His guilt at killing his friend overwhelms him, though, and he imagines seeing Banquo's ghost. This, however, does not stop him from committing further bloodshed, and he sends out assassins to kill whomever is against him. He becomes more bloodthirsty and has Macduff's entire family and his servants assassinated.
By Act 4, we know that Macbeth has become so malevolent that even the witches recognize his malice. When they hear him arrive they comment, "Something wicked this way comes." At this point, they also make him believe that he is invincible. The witches predict, firstly, that "none of woman born" will be able to harm him and then that only when Birnam wood comes to Dunsinane shall he be vanquished. He cries out:
Then live, Macduff: what need I fear of thee?
Who can impress the forest, bid the tree
Unfix his earth-bound root? Sweet bodements! good!
In the end, though, Macbeth is honest enough to admit his foolishness when he realizes how the witches misled him through paradox and equivocation. He states, in Act 5, Scene 5:
I pull in resolution, and begin
To doubt the equivocation of the fiend
That lies like truth:
When he confronts Macduff in a fight to the death, he finally accepts just how much he has been deceived:
Accursed be that tongue that tells me so,
For it hath cow'd my better part of man!
And be these juggling fiends no more believed,
That palter with us in a double sense;
He curses the witches for their lies, for he has just heard that Macduff's birth was not natural but that he was removed from his mother's womb by Caesarean section. He refuses to fight anymore but also refuses to surrender. In a final act of courage and honor, he challenges Macduff to a battle:
Yet I will try the last. Before my body
I throw my warlike shield. Lay on, Macduff . . .
Macduff kills him and then presents his head to all and sundry.

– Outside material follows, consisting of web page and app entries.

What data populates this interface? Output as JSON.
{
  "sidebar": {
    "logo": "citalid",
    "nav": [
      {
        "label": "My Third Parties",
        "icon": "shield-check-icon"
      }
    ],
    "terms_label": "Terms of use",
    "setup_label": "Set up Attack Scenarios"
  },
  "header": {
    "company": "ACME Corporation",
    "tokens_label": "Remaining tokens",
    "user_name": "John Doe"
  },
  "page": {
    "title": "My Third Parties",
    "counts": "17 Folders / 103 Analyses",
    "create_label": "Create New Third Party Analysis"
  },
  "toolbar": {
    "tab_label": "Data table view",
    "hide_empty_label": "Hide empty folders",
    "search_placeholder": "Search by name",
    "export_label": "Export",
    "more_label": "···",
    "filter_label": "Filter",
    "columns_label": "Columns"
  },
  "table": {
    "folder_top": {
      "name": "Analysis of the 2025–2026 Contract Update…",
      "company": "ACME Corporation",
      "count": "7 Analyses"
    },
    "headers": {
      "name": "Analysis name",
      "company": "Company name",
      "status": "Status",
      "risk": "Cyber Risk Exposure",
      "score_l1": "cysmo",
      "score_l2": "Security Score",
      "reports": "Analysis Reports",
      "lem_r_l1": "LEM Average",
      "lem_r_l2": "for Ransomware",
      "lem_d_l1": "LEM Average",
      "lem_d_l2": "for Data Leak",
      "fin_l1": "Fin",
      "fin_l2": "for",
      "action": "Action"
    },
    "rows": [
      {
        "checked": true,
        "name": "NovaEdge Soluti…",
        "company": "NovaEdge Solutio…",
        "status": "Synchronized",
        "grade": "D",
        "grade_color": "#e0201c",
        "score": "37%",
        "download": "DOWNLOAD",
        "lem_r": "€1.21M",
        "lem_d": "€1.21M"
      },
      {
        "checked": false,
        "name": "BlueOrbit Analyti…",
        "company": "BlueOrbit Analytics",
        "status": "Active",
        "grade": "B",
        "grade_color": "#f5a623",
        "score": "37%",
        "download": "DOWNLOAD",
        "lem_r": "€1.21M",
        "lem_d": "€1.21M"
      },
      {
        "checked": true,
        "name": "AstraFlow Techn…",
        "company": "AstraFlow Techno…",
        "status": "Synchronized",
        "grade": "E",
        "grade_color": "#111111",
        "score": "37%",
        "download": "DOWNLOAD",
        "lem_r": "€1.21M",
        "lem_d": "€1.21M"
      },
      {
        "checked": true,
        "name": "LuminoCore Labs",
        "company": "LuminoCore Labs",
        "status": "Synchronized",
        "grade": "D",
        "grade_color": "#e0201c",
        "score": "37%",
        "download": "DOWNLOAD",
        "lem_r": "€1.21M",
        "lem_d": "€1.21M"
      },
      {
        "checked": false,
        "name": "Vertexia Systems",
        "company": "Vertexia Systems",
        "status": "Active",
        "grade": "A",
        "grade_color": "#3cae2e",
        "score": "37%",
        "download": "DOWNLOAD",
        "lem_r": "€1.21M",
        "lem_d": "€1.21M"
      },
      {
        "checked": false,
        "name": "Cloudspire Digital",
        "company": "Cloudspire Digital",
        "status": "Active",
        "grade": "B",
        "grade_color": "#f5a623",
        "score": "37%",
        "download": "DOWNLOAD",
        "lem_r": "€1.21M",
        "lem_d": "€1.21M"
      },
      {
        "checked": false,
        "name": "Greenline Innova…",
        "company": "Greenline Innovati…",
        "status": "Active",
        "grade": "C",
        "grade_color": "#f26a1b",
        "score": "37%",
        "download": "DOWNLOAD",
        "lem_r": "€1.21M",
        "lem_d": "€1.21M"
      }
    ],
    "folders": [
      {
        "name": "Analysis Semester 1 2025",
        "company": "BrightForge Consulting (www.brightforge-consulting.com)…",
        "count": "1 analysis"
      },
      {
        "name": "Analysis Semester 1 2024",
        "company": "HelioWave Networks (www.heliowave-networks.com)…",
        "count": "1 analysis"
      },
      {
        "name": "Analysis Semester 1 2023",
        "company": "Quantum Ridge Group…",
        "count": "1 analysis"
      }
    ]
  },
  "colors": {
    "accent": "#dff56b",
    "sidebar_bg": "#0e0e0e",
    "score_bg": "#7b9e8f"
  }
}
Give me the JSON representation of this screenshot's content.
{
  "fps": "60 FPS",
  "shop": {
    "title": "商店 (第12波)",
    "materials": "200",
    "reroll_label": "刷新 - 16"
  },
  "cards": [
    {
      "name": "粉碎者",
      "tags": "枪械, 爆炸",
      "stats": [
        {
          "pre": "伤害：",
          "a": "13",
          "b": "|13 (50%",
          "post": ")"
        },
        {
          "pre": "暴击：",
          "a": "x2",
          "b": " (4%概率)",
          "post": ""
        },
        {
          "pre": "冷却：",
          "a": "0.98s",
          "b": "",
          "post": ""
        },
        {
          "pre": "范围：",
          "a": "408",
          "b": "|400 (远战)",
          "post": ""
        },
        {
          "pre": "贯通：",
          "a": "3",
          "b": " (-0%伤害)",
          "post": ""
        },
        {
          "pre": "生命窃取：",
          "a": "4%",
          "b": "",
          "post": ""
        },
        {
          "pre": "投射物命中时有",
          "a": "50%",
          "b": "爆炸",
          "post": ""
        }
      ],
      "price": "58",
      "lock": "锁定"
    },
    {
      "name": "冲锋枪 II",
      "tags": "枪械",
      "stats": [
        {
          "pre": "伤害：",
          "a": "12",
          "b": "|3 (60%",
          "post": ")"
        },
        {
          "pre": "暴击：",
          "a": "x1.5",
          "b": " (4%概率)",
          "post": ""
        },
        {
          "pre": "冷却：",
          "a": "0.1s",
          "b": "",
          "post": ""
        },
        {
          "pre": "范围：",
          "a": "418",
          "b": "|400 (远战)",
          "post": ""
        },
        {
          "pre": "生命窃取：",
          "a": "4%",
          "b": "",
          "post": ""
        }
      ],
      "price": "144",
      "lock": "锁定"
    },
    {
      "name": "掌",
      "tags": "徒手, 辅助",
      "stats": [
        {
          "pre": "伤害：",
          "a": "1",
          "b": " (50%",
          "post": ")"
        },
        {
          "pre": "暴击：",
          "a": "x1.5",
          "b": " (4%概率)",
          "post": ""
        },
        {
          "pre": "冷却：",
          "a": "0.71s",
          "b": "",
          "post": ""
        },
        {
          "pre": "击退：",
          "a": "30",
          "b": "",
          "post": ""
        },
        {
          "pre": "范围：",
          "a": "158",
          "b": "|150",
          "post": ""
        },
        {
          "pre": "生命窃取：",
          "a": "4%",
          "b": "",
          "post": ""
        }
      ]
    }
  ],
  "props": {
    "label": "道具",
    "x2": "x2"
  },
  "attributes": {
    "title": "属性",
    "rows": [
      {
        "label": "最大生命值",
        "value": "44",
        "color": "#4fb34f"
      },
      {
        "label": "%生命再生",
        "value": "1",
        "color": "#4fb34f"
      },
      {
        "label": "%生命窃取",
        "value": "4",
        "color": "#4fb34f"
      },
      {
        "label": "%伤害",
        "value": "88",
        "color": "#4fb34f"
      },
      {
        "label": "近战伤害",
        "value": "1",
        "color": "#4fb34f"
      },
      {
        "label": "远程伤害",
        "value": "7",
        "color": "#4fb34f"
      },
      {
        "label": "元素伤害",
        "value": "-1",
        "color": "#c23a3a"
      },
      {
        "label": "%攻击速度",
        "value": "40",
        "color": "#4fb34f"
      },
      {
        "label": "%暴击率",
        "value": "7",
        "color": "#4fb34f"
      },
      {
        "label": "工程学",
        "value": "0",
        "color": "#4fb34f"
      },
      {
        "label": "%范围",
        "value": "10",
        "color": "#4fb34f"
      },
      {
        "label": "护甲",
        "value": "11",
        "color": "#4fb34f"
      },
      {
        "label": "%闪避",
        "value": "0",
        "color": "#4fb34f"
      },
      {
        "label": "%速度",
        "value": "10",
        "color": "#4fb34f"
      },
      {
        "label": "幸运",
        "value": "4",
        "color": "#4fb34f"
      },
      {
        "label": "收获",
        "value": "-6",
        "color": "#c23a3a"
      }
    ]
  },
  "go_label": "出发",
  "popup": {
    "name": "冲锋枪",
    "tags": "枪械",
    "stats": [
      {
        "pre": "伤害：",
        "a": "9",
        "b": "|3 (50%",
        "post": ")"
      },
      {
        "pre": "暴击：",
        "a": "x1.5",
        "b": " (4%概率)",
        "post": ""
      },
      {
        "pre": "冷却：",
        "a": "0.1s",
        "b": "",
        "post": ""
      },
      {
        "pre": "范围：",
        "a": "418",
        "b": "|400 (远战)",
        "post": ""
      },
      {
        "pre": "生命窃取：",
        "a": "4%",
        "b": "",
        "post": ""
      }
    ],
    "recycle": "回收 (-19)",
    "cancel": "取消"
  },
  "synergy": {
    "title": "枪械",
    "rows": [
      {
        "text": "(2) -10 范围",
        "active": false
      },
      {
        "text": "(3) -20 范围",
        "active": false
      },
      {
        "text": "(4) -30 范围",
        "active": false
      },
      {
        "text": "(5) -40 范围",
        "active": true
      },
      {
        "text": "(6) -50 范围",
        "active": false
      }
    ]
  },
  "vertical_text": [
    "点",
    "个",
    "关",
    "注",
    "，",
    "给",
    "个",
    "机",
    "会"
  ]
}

Most of the information a reader learns about Macbeth during the course of Shakespeare's Macbeth is revealed, rather than directly spoken. So when you ask for quotes that actually describe Macbeth's character, rather than reveal it, you're eliminating most of the play. In other words, most of the characterization in the play is shown, rather than told. That said, I'll mention one line for you.
In Act 4.1, after the witches have prepared a nasty brew, presumably for Macbeth to drink so he will see visions, just before Macbeth enters the scene, the Second Witch says:
Something wicked this way comes. (Act 4.1.45)
That accurately states Macbeth's character. He is wicked.
I'll mention one other line briefly. Referring to Macduff failing to attend Macbeth's feast, Lennox says:
His presence at the tyrant's feast,... (Act 3.6.21-22)
He refers to Macbeth as a tyrant. That is also direct characterization.